Records excerpted from a collection:
BEGIN
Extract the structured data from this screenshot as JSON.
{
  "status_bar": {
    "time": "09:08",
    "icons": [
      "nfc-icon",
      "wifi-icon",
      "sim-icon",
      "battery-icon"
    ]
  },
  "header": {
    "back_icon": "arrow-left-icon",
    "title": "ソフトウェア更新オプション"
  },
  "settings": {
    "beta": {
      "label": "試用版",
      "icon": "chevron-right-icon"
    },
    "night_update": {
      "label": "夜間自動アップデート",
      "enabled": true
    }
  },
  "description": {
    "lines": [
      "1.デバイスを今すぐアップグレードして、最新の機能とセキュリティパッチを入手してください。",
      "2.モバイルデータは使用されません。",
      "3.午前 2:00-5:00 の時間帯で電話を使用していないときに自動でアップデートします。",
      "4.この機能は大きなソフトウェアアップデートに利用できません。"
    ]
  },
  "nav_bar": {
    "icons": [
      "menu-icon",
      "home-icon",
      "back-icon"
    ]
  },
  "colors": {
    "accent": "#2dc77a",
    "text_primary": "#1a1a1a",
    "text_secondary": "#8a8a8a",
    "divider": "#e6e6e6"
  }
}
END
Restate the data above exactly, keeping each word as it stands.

Extract the structured data from this screenshot as JSON.
{
  "status_bar": {
    "time": "09:08",
    "icons": [
      "nfc-icon",
      "wifi-icon",
      "sim-icon",
      "battery-icon"
    ]
  },
  "header": {
    "back_icon": "arrow-left-icon",
    "title": "ソフトウェア更新オプション"
  },
  "settings": {
    "beta": {
      "label": "試用版",
      "icon": "chevron-right-icon"
    },
    "night_update": {
      "label": "夜間自動アップデート",
      "enabled": true
    }
  },
  "description": {
    "lines": [
      "1.デバイスを今すぐアップグレードして、最新の機能とセキュリティパッチを入手してください。",
      "2.モバイルデータは使用されません。",
      "3.午前 2:00-5:00 の時間帯で電話を使用していないときに自動でアップデートします。",
      "4.この機能は大きなソフトウェアアップデートに利用できません。"
    ]
  },
  "nav_bar": {
    "icons": [
      "menu-icon",
      "home-icon",
      "back-icon"
    ]
  },
  "colors": {
    "accent": "#2dc77a",
    "text_primary": "#1a1a1a",
    "text_secondary": "#8a8a8a",
    "divider": "#e6e6e6"
  }
}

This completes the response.